Action item
Return every line in the entries below where the word "Practice" shows up.

Task material

_ _ _

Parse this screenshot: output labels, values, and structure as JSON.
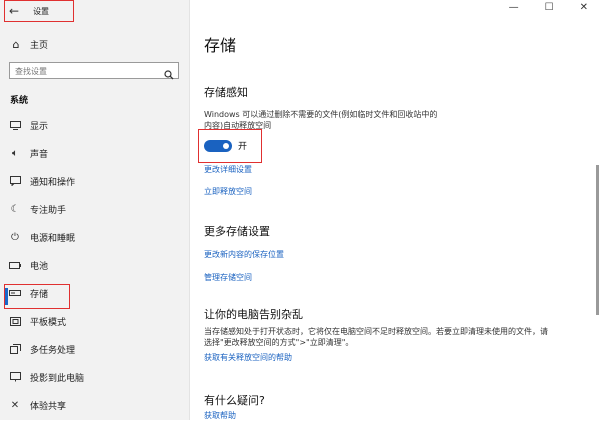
{
  "app": {
    "title": "设置"
  },
  "window_controls": [
    "—",
    "☐",
    "✕"
  ],
  "sidebar": {
    "home": "主页",
    "search_placeholder": "查找设置",
    "section": "系统",
    "items": [
      {
        "label": "显示",
        "icon": "display-icon"
      },
      {
        "label": "声音",
        "icon": "sound-icon"
      },
      {
        "label": "通知和操作",
        "icon": "notification-icon"
      },
      {
        "label": "专注助手",
        "icon": "focus-icon"
      },
      {
        "label": "电源和睡眠",
        "icon": "power-icon"
      },
      {
        "label": "电池",
        "icon": "battery-icon"
      },
      {
        "label": "存储",
        "icon": "storage-icon",
        "selected": true
      },
      {
        "label": "平板模式",
        "icon": "tablet-icon"
      },
      {
        "label": "多任务处理",
        "icon": "multitask-icon"
      },
      {
        "label": "投影到此电脑",
        "icon": "project-icon"
      },
      {
        "label": "体验共享",
        "icon": "share-icon"
      }
    ]
  },
  "main": {
    "title": "存储",
    "storage_sense": {
      "heading": "存储感知",
      "desc_line1": "Windows 可以通过删除不需要的文件(例如临时文件和回收站中的",
      "desc_line2": "内容)自动释放空间",
      "toggle_label": "开",
      "toggle_on": true,
      "link_change": "更改详细设置",
      "link_free": "立即释放空间"
    },
    "more": {
      "heading": "更多存储设置",
      "link_save_location": "更改新内容的保存位置",
      "link_manage": "管理存储空间"
    },
    "declutter": {
      "heading": "让你的电脑告别杂乱",
      "desc_line1": "当存储感知处于打开状态时，它将仅在电脑空间不足时释放空间。若要立即清理未使用的文件，请",
      "desc_line2": "选择\"更改释放空间的方式\">\"立即清理\"。",
      "link_help": "获取有关释放空间的帮助"
    },
    "questions": {
      "heading": "有什么疑问?",
      "link_help": "获取帮助"
    }
  }
}
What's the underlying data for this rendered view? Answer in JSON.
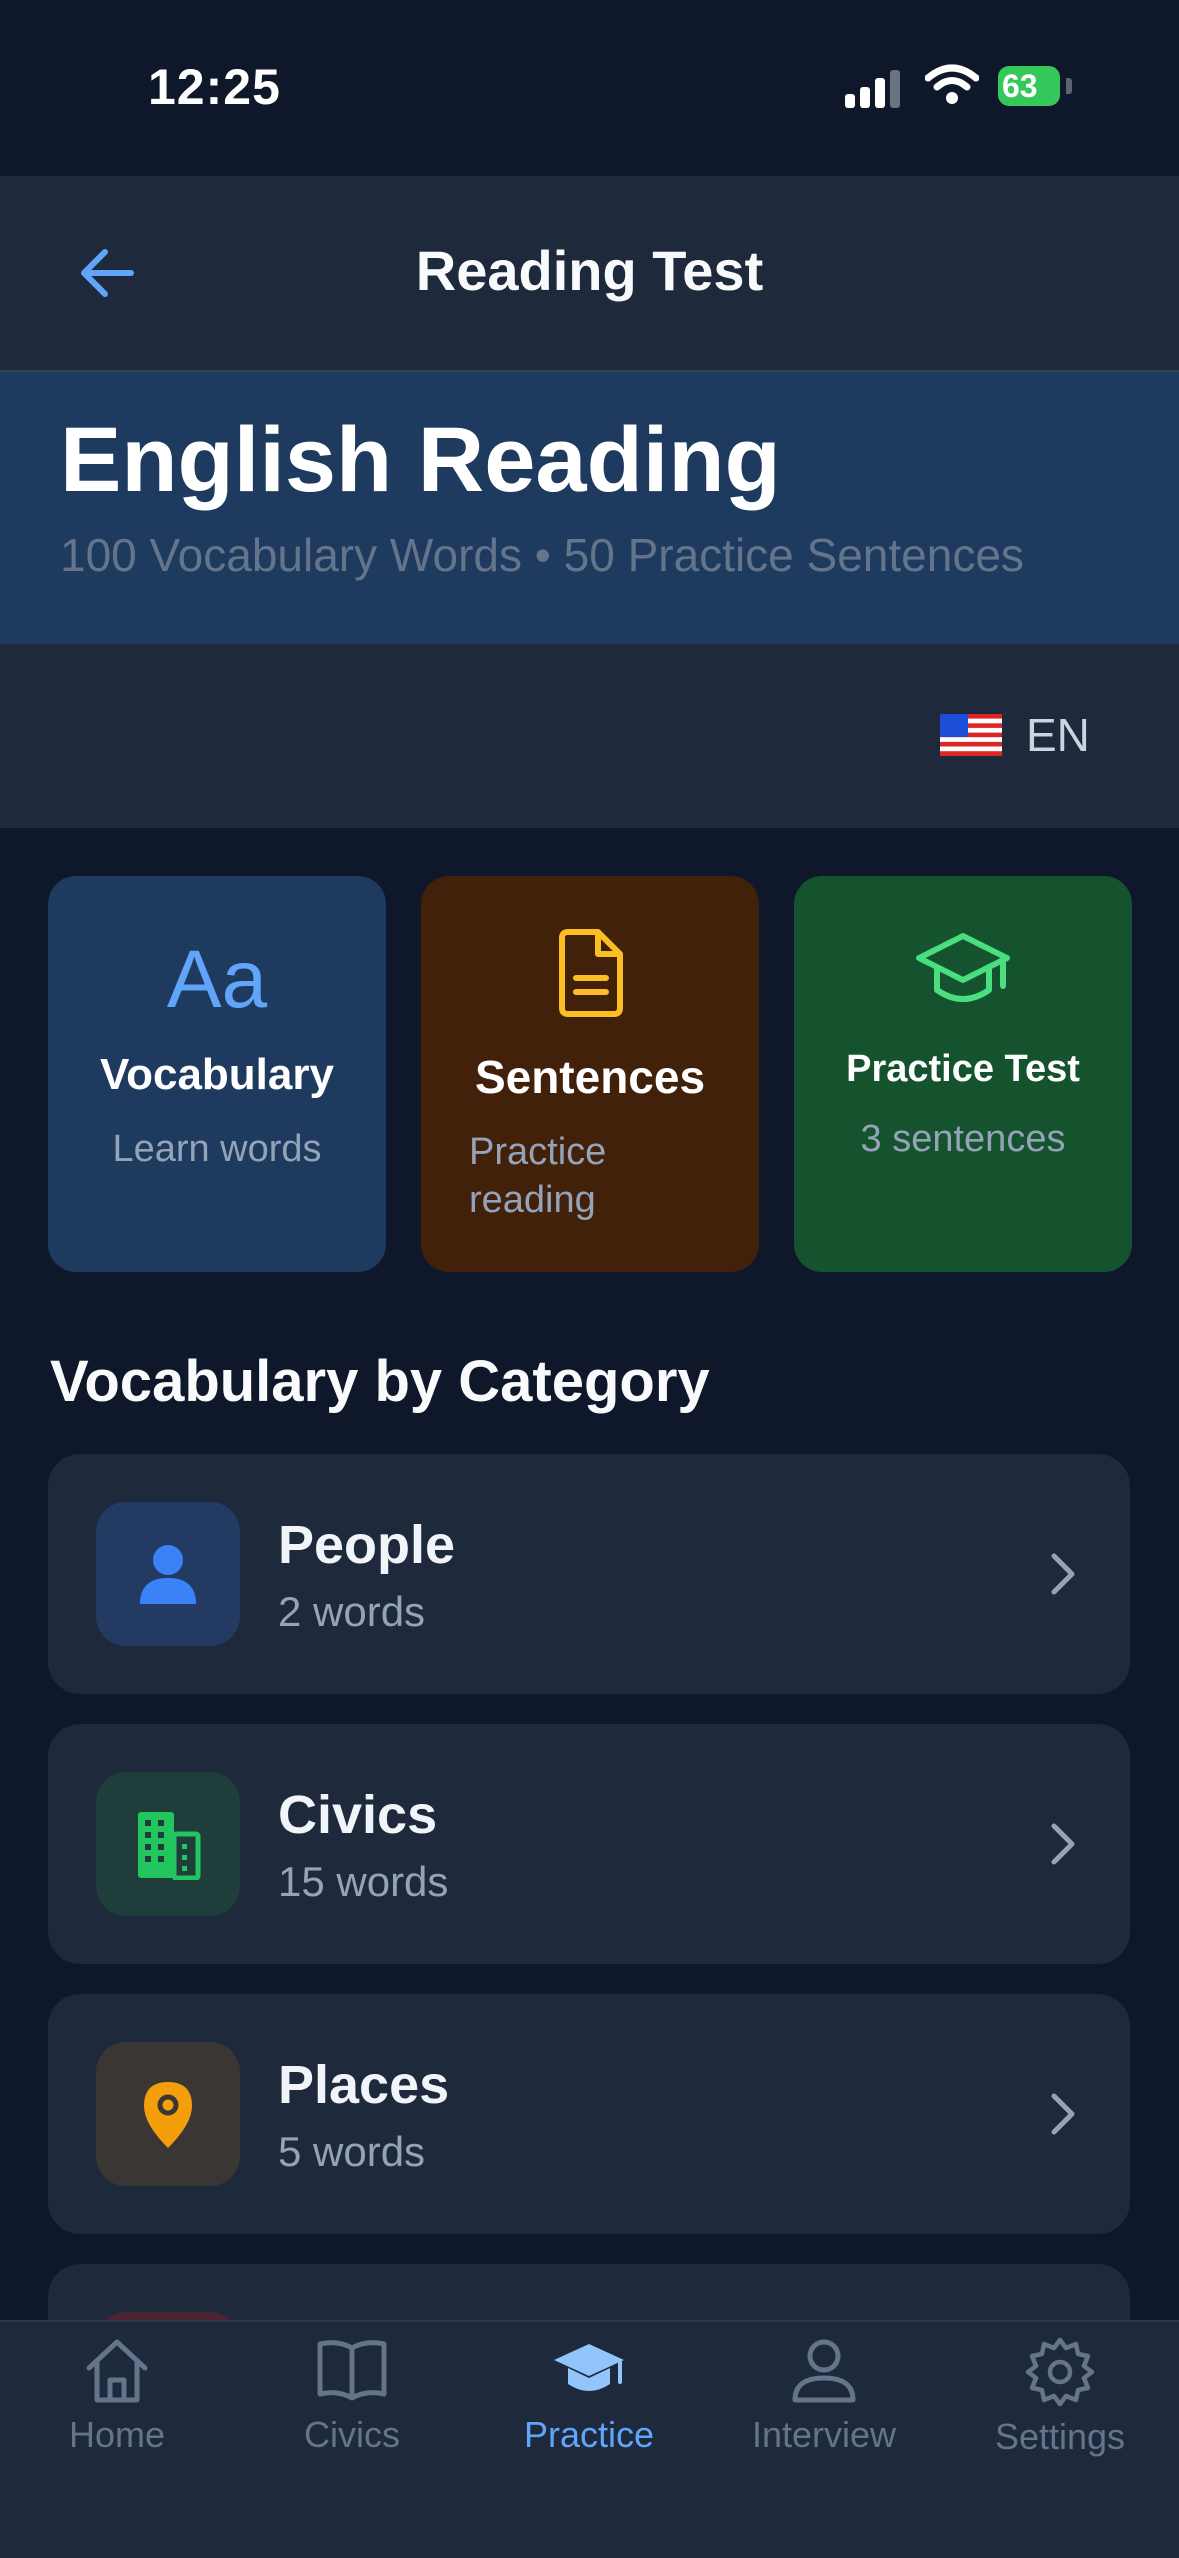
{
  "status_bar": {
    "time": "12:25",
    "battery": "63"
  },
  "header": {
    "title": "Reading Test",
    "back_icon": "arrow-left-icon"
  },
  "hero": {
    "title": "English Reading",
    "subtitle": "100 Vocabulary Words • 50 Practice Sentences"
  },
  "language": {
    "flag": "us-flag-icon",
    "code": "EN"
  },
  "mode_cards": [
    {
      "icon": "text-aa-icon",
      "title": "Vocabulary",
      "subtitle": "Learn words",
      "accent": "#60a5fa"
    },
    {
      "icon": "document-icon",
      "title": "Sentences",
      "subtitle": "Practice reading",
      "accent": "#fbbf24"
    },
    {
      "icon": "graduation-cap-icon",
      "title": "Practice Test",
      "subtitle": "3 sentences",
      "accent": "#4ade80"
    }
  ],
  "section_title": "Vocabulary by Category",
  "categories": [
    {
      "icon": "person-icon",
      "name": "People",
      "count": "2 words",
      "color": "#3b82f6"
    },
    {
      "icon": "building-icon",
      "name": "Civics",
      "count": "15 words",
      "color": "#22c55e"
    },
    {
      "icon": "location-pin-icon",
      "name": "Places",
      "count": "5 words",
      "color": "#f59e0b"
    }
  ],
  "tabs": [
    {
      "icon": "home-icon",
      "label": "Home",
      "active": false
    },
    {
      "icon": "book-icon",
      "label": "Civics",
      "active": false
    },
    {
      "icon": "graduation-cap-icon",
      "label": "Practice",
      "active": true
    },
    {
      "icon": "person-icon",
      "label": "Interview",
      "active": false
    },
    {
      "icon": "gear-icon",
      "label": "Settings",
      "active": false
    }
  ]
}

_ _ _

Written response
    "subtitle": "100 Vocabulary Words • 50 Practice Sentences"
      "subtitle": "Practice reading",
      "title": "Practice Test",
      "label": "Practice",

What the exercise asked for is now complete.